In some respects this seems hypocritical given the status some slaves like gladiators or charioteers achieved, but these were men who entertained and were intentionally lauded as heroic individuals.

 

With regard to elite units, once again the romans were aware that men who thought too highly of themselves were prone to poor behaviour, and the praetorian guard are classic examples of this. Given elite status by virtue of their role, they used it to feather their own nest more often than not.

Share this post


Link to post
Share on other sites

Were some legions considered elite, like the tenth? werern't they boasted in the media by Caesar?

And, would a legion get mentioned for bravery? That way all of the men were mentioned.

Would bravery on the field connote a promotion as a reward?

 

bit off topic, sorry

 

vtc

Share this post


Link to post
Share on other sites

Elite legions? Not strictly speaking, but some legions acquired good reputations. Others didn't, and I have come across refeences to a legion that was disbanded in dishonour. I think thats the key. There wasn't a permanent elite status as such, more a matter of professional pride. Of course, if a general thought a particular legion was worthy he may well treat them in an elite fashion, but that was conditional on their conduct. Legions did get mentioned for bravery. As for the media, that was very limited in roman times, and the victory was more important than any unit that contributed to it. Remember that no roman general is likely to give the kudos for the win to his troops alone - oh no - for reasons of personal aggrandisement and career advancement he'll keep the credit for himself, although he would no doubt praise his men for obeying orders and fighting fearlessly. Courage on the battlefield might assist your promotion prospects, but it wouldn't be guaranteed. If your face didn't fit, you went no further. Promotion wasn't quick in the roman military and experience was valuable for this. So too were your contacts. If your family were important or you had influential friends, your promotion prospects might blossom. However, having said that, take note of the career of Cassius Chaerea (The chap who instigated Caligula's death). He rose to the attention of the influential by virtue of his courageous service in Germania during the reign of Augustus and Tiberius, and eventually rose to become Prefect of the Praetorian Guard.

 

The only real elite formation in the roman military was the praetorians, status that they guarded and exploited. They received better pay than ordinary legions and served for 16 years as opposed to 20 plus another 5 in reserve status.
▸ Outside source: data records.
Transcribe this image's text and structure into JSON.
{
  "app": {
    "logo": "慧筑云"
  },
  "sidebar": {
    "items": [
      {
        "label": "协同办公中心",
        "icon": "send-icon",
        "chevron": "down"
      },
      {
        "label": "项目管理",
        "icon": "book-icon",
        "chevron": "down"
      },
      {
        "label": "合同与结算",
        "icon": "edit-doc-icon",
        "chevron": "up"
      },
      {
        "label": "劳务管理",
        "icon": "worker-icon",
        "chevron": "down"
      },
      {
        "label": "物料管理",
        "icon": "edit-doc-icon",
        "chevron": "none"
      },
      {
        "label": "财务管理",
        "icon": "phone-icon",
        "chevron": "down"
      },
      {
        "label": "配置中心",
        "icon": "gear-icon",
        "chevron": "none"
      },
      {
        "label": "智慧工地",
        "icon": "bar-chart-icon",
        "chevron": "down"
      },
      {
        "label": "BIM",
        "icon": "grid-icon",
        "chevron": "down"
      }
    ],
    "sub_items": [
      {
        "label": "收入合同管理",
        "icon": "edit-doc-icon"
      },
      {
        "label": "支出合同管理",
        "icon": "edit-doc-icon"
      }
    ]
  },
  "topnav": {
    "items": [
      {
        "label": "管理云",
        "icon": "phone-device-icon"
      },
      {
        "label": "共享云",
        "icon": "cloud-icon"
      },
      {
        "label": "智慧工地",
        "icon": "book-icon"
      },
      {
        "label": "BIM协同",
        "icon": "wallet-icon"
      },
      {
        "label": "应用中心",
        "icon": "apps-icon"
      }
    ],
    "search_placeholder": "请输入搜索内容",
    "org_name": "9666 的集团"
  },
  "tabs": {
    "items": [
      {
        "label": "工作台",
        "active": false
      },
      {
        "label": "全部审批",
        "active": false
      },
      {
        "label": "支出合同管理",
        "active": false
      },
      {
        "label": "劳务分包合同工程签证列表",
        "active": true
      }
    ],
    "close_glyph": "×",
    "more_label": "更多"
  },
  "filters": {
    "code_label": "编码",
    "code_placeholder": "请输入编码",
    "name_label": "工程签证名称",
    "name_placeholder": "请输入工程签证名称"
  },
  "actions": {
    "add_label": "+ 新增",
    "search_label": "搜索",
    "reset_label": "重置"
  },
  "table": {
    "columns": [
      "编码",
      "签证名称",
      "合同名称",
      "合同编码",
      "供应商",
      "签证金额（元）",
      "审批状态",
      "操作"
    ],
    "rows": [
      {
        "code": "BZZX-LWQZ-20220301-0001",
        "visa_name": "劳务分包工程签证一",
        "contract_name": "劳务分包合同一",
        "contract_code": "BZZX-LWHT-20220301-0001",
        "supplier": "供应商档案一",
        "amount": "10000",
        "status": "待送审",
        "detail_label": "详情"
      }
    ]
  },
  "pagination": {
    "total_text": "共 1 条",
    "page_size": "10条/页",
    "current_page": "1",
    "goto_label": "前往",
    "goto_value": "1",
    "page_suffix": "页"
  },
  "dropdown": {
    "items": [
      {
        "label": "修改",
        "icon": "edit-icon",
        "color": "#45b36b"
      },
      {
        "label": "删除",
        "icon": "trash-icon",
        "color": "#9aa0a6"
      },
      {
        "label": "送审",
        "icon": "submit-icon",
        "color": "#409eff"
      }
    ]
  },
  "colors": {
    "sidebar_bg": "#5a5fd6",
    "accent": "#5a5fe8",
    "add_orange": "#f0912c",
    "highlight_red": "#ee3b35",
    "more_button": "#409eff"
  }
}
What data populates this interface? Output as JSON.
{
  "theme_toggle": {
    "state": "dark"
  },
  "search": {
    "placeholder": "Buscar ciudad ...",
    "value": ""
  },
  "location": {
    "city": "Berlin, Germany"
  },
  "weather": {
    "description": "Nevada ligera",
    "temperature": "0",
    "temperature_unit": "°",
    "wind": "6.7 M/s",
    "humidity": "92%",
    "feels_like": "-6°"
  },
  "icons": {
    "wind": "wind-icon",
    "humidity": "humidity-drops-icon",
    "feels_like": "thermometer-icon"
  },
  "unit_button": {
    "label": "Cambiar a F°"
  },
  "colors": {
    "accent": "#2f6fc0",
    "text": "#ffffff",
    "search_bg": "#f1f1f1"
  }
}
Share this post


Link to post
Share on other sites
The only real elite formation in the roman military was the praetorians, status that they guarded and exploited. They received better pay than ordinary legions and served for 16 years as opposed to 20 plus another 5 in reserve status.

Maybe the Legio II Parthica, levied at 197 AD by Septimius Severus and established at Italy (Castra Albana) could be another example, as it acted both as an strategic reserve for any battlefront and as a safeguard against praetorian rebellions.

 

So, it was critical for any Imperial pretender. In fact, during the following years (military crisis of the III Century) II Parthica was on the winner side most of the time.

Share this post


Link to post
Share on other sites

No, not elite, just respected for its success and courage in battle, and favoured at that time. Thats not elite status, just a superior reputation (and ability apparently), but I do understand your point.

Share this post


Link to post
Share on other sites

Create an account or sign in to comment

You need to be a member in order to leave a comment

Create an account

Sign up for a new account in our community. It's easy!

Register a new account

Sign in

Already have an account? Sign in here.

Sign In Now

  • Map of the Roman Empire

×